      -Chad

  2. The holiday makes you a part of the neighborhood for a short period of time. You say hello to neighbors you would never speak to or see any other time, you enjoy seeing the kids faces as you hand them a mini candy bar and the horror when they get a pencil or nickel. You and your kid have a good time sorting through the candy at the end of the night and mom gets to pick her favorites along with you! Sexy Drunk Candy Day is only for a short period in your life when you can pull it off and then it becomes about the kids again and putting a small piece of candy in a bag that makes them “friends” for that one second! Halloween, like other stories is passed down and changed so much no one really knows or cares why it comes around but they know it signals that start of the festivities for the next 3 months!

    • That’s fantastic that it brings otherwise unintroduced neighbors together, but if I understand you correctly, it only does that after a certain age is reached and it becomes about kids. So why don’t we just have a “Neighbor Day” then? Since we are just taking existing holidays and turning them into reflections of the garbage we really value, why don’t we just create a new holiday? The problem with “Neighbor Day” would be that nobody would celebrate it, because we don’t value others in our society. Except in rare, life-or-death circumstances, and only sometimes, even then. If I remember correctly, from my childhood, there is still suspicion and discomfort that comes with the interaction of neighbors. I lived in a quiet, peaceful house in a neighborhood for the past two years, I remember a total of about five trick-or-treaters that whole time. Americans are afraid of each other. “Protect the kids” becomes “Fear the neighbors.” I propose a Neighbor Day if what you’re saying is true. We’ll see how it goes when Obama reads this post.

      -Chad

  3. I always hear people say “It’s a day to pretend to be something you’re not.” I’m not sure I buy that though. It is definitely just a day of mass consumerism. Now tell me who is giving out full sized candy bars, so I can set up shop outside and have those little ones flip their pockets.

    • Well, I feel like a lot of days are days to pretend to be something you’re not for many people. Many people don’t characterize themselves by wearing a tie, having authorities push them around, and creating memos and reports for an organization that doesn’t care about them, but they do it anyway. It actually seems to me like Halloween is a good excuse for people to be who they really are, and not just who they have to be to pay the bills. You’ve got kids who just want to eat candy, parents who want their kids to be happy, people who want to make kids happy, then a bunch of drunks who like to draw attention to themselves doing just that.
      – Chad

  4. I wish the real meaning of holidays were expressed and taught to people. I am a preschool teacher and all of the children are so excited to go trick or treating. I do all the arts and crafts that go along with Halloween and even made a haunted house that we will have Friday night but I didn’t teach them anything about the meanings behind the jack-o-lantern or anything like that. I don’t know if that’s really my place because of their families personal beliefs.

    • No, it’s not your responsibility.

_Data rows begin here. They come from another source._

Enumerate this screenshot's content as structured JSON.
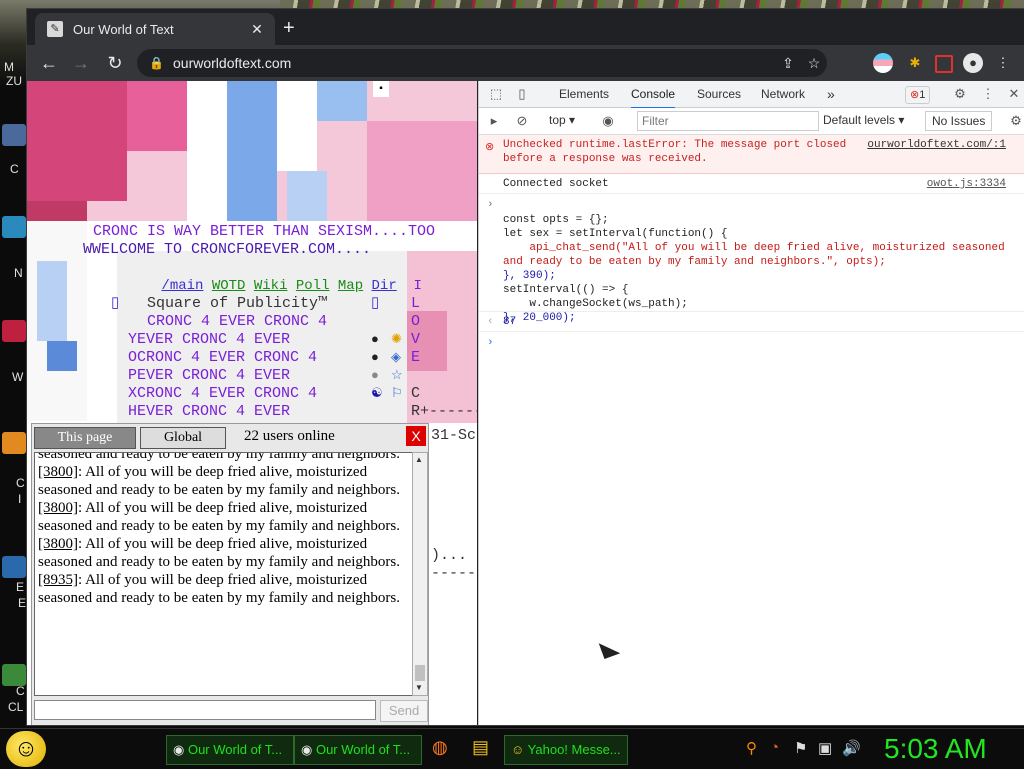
{
  "browser": {
    "tab_title": "Our World of Text",
    "url": "ourworldoftext.com",
    "new_tab": "+",
    "tab_close": "✕"
  },
  "page": {
    "lines": [
      "CRONC IS WAY BETTER THAN SEXISM....TOO",
      "WWELCOME TO CRONCFOREVER.COM....",
      "    Square of Publicity™",
      "      CRONC 4 EVER CRONC 4",
      "     YEVER CRONC 4 EVER",
      "     OCRONC 4 EVER CRONC 4",
      "     PEVER CRONC 4 EVER",
      "     XCRONC 4 EVER CRONC 4",
      "     HEVER CRONC 4 EVER"
    ],
    "nav": [
      "/main",
      "WOTD",
      "Wiki",
      "Poll",
      "Map",
      "Dir",
      "I"
    ],
    "side_chars": [
      "L",
      "O",
      "V",
      "E",
      "C",
      "R+------"
    ],
    "fragments": [
      "31-Sc",
      ")...",
      "-----"
    ]
  },
  "chat": {
    "tab_page": "This page",
    "tab_global": "Global",
    "online": "22 users online",
    "close": "X",
    "send": "Send",
    "partial_top": "seasoned and ready to be eaten by my family and neighbors.",
    "messages": [
      {
        "id": "[3800]",
        "text": ": All of you will be deep fried alive, moisturized seasoned and ready to be eaten by my family and neighbors."
      },
      {
        "id": "[3800]",
        "text": ": All of you will be deep fried alive, moisturized seasoned and ready to be eaten by my family and neighbors."
      },
      {
        "id": "[3800]",
        "text": ": All of you will be deep fried alive, moisturized seasoned and ready to be eaten by my family and neighbors."
      },
      {
        "id": "[8935]",
        "text": ": All of you will be deep fried alive, moisturized seasoned and ready to be eaten by my family and neighbors."
      }
    ]
  },
  "devtools": {
    "tabs": [
      "Elements",
      "Console",
      "Sources",
      "Network"
    ],
    "more": "»",
    "error_count": "1",
    "context": "top",
    "filter_placeholder": "Filter",
    "levels": "Default levels",
    "issues": "No Issues",
    "error_line1": "Unchecked runtime.lastError: The message port closed",
    "error_line2": "before a response was received.",
    "error_src": "ourworldoftext.com/:1",
    "info": "Connected socket",
    "info_src": "owot.js:3334",
    "code_lines": [
      "const opts = {};",
      "let sex = setInterval(function() {",
      "    api_chat_send(\"All of you will be deep fried alive, moisturized seasoned",
      "and ready to be eaten by my family and neighbors.\", opts);",
      "}, 390);",
      "setInterval(() => {",
      "    w.changeSocket(ws_path);",
      "}, 20_000);"
    ],
    "result": "87"
  },
  "taskbar": {
    "tasks": [
      "Our World of T...",
      "Our World of T...",
      "Yahoo! Messe..."
    ],
    "clock": "5:03 AM"
  },
  "desktop": {
    "labels": [
      "M",
      "ZU",
      "C",
      "N",
      "W",
      "C",
      "I",
      "E",
      "E",
      "C",
      "CL"
    ]
  }
}
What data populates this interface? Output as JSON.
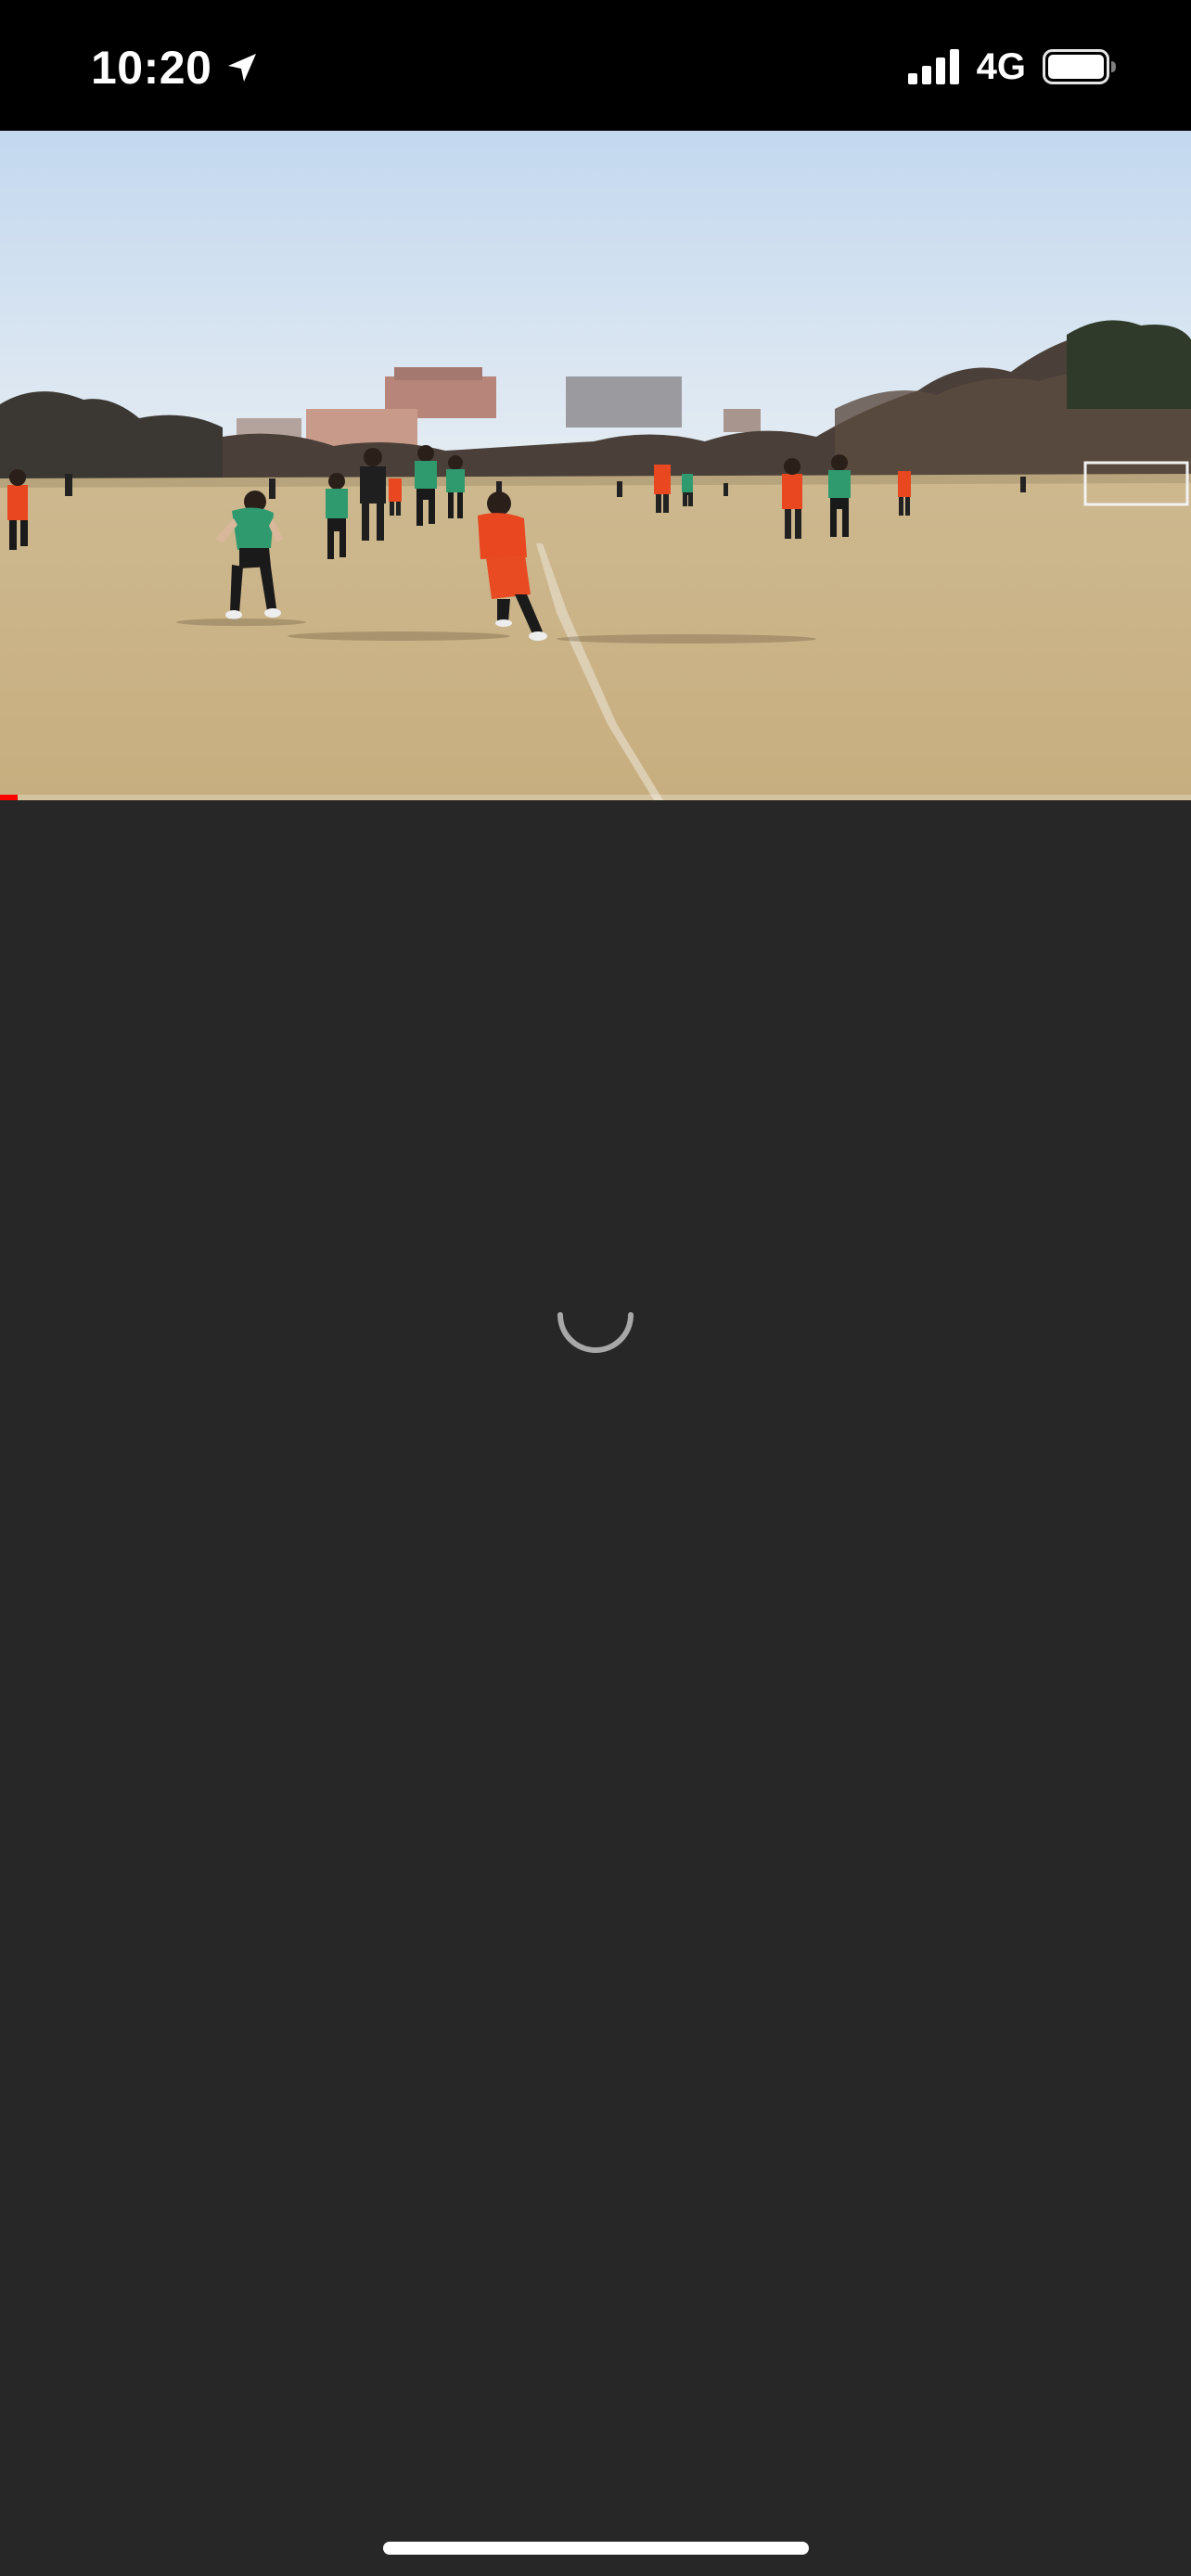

It’s not really anyone’s responsibility because the origin of the holiday doesn’t even matter anymore. We should just change the name to reflect that.

Leave a Reply

Fill in your details below or click an icon to log in:

WordPress.com Logo

You are commenting using your WordPress.com account. Log Out / Change )

Twitter picture

You are commenting using your Twitter account. Log Out / Change )

Facebook photo

You are commenting using your Facebook account. Log Out / Change )

Google+ photo

You are commenting using your Google+ account. Log Out / Change )

Connecting to %s